Ask the Doctor
Questions about kidney disease? Risk factors? Signs and symptoms? Are you concerned about yourself, a friend or family member? Ask Dr. Spry.
New York, NY
October 18, 2000
In response to conflicting reports over whether NBA star Alonzo Mourning's kidney disease was caused by regular use of anti-inflammatory drugs, the National Kidney Foundation says there is no established link between chronic use of analgesics and focal glomerulosclerosis, Mourning's condition.
Focal glomerulosclerosis is characterized by scarring of the glomeruli, or main filtering units, which are situated on the outer part of the kidney. When this scarring occurs, kidney function deteriorates and protein leaks into the urine. Analgesic-related kidney damage results in a distinct condition called interstitial nephritis, an inflammation of the inner part of the kidney that can lead to loss of kidney function.
For athletes such as Shaquille O'Neal, who expressed concern about regularly ingesting anti-inflammatory drugs, the National Kidney Foundation recommends periodic monitoring of kidney function. Those who are taking daily doses of analgesics should keep track of the drugs they are taking and get tested every six months. Testing of kidney function is inexpensive and reliable and can be done with simple blood and urine tests.
A warning sign of possible kidney damage is urine that is tea or cola-colored, bloody or unusually foamy.

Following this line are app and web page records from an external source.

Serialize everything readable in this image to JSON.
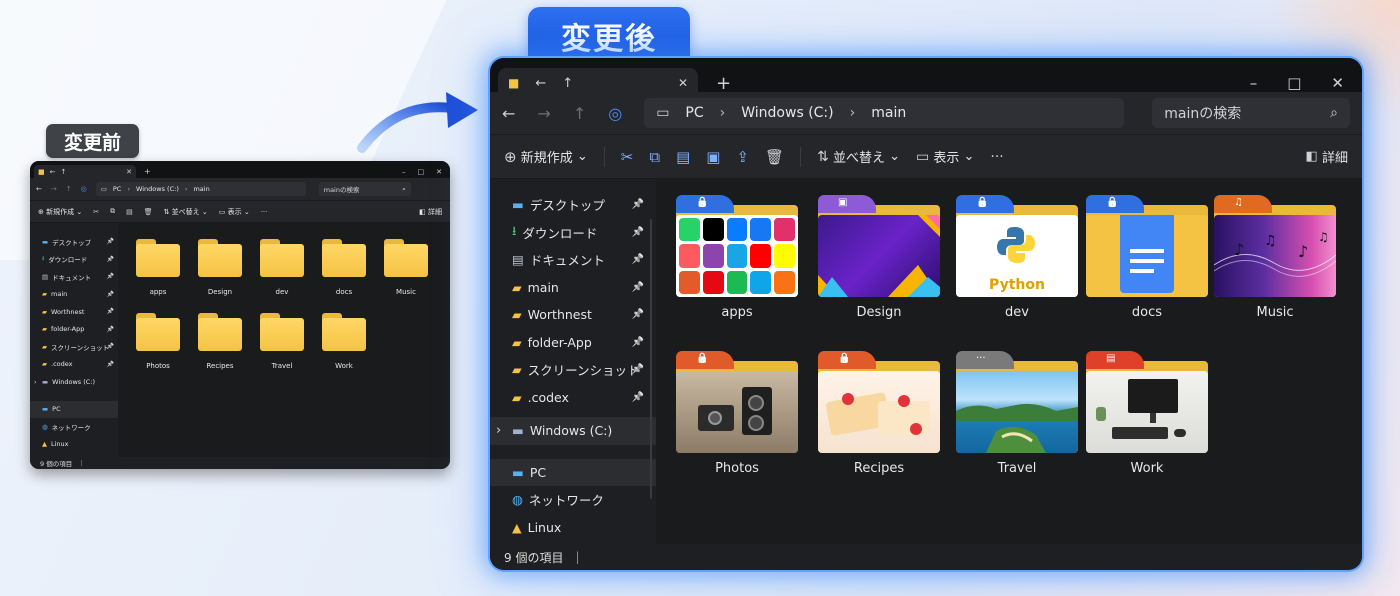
{
  "labels": {
    "before": "変更前",
    "after": "変更後"
  },
  "colors": {
    "accent": "#1a5fe6",
    "folder": "#f4c343",
    "glow": "#5fa2ff"
  },
  "small": {
    "nav": {
      "path_pc": "PC",
      "path_drive": "Windows (C:)",
      "path_folder": "main",
      "search_placeholder": "mainの検索"
    },
    "cmd": {
      "new": "新規作成",
      "sort": "並べ替え",
      "view": "表示",
      "details": "詳細"
    },
    "sidebar": [
      {
        "label": "デスクトップ",
        "icon": "desktop-icon",
        "pinned": true
      },
      {
        "label": "ダウンロード",
        "icon": "download-icon",
        "pinned": true
      },
      {
        "label": "ドキュメント",
        "icon": "document-icon",
        "pinned": true
      },
      {
        "label": "main",
        "icon": "folder-icon",
        "pinned": true
      },
      {
        "label": "Worthnest",
        "icon": "folder-icon",
        "pinned": true
      },
      {
        "label": "folder-App",
        "icon": "folder-icon",
        "pinned": true
      },
      {
        "label": "スクリーンショット",
        "icon": "folder-icon",
        "pinned": true
      },
      {
        "label": ".codex",
        "icon": "folder-icon",
        "pinned": true
      },
      {
        "label": "Windows (C:)",
        "icon": "drive-icon",
        "pinned": false
      },
      {
        "label": "PC",
        "icon": "pc-icon",
        "pinned": false
      },
      {
        "label": "ネットワーク",
        "icon": "network-icon",
        "pinned": false
      },
      {
        "label": "Linux",
        "icon": "linux-icon",
        "pinned": false
      }
    ],
    "folders": [
      "apps",
      "Design",
      "dev",
      "docs",
      "Music",
      "Photos",
      "Recipes",
      "Travel",
      "Work"
    ],
    "status": "9 個の項目"
  },
  "big": {
    "nav": {
      "path_pc": "PC",
      "path_drive": "Windows (C:)",
      "path_folder": "main",
      "search_placeholder": "mainの検索"
    },
    "cmd": {
      "new": "新規作成",
      "sort": "並べ替え",
      "view": "表示",
      "details": "詳細"
    },
    "sidebar": [
      {
        "label": "デスクトップ",
        "icon": "desktop-icon",
        "pinned": true
      },
      {
        "label": "ダウンロード",
        "icon": "download-icon",
        "pinned": true
      },
      {
        "label": "ドキュメント",
        "icon": "document-icon",
        "pinned": true
      },
      {
        "label": "main",
        "icon": "folder-icon",
        "pinned": true
      },
      {
        "label": "Worthnest",
        "icon": "folder-icon",
        "pinned": true
      },
      {
        "label": "folder-App",
        "icon": "folder-icon",
        "pinned": true
      },
      {
        "label": "スクリーンショット",
        "icon": "folder-icon",
        "pinned": true
      },
      {
        "label": ".codex",
        "icon": "folder-icon",
        "pinned": true
      }
    ],
    "drive": "Windows (C:)",
    "bottom": [
      {
        "label": "PC",
        "icon": "pc-icon"
      },
      {
        "label": "ネットワーク",
        "icon": "network-icon"
      },
      {
        "label": "Linux",
        "icon": "linux-icon"
      }
    ],
    "folders": [
      {
        "name": "apps",
        "tab_color": "#2f6fe0",
        "badge": "lock-icon",
        "art": "apps"
      },
      {
        "name": "Design",
        "tab_color": "#8e5bd6",
        "badge": "image-icon",
        "art": "design"
      },
      {
        "name": "dev",
        "tab_color": "#2f6fe0",
        "badge": "lock-icon",
        "art": "python"
      },
      {
        "name": "docs",
        "tab_color": "#2f6fe0",
        "badge": "lock-icon",
        "art": "docs"
      },
      {
        "name": "Music",
        "tab_color": "#e06a1f",
        "badge": "music-icon",
        "art": "music"
      },
      {
        "name": "Photos",
        "tab_color": "#e05a2a",
        "badge": "lock-icon",
        "art": "photos"
      },
      {
        "name": "Recipes",
        "tab_color": "#e05a2a",
        "badge": "lock-icon",
        "art": "recipes"
      },
      {
        "name": "Travel",
        "tab_color": "#7a7a7a",
        "badge": "more-icon",
        "art": "travel"
      },
      {
        "name": "Work",
        "tab_color": "#e0402a",
        "badge": "box-icon",
        "art": "work"
      }
    ],
    "python_text": "Python",
    "status": "9 個の項目"
  }
}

The National Kidney Foundation is dedicated to preventing kidney and urinary tract diseases, improving the health and well-being of those affected by these diseases and increasing the availability of all organs for transplantation. For more information on kidney disease call the foundation at (800)622-9010.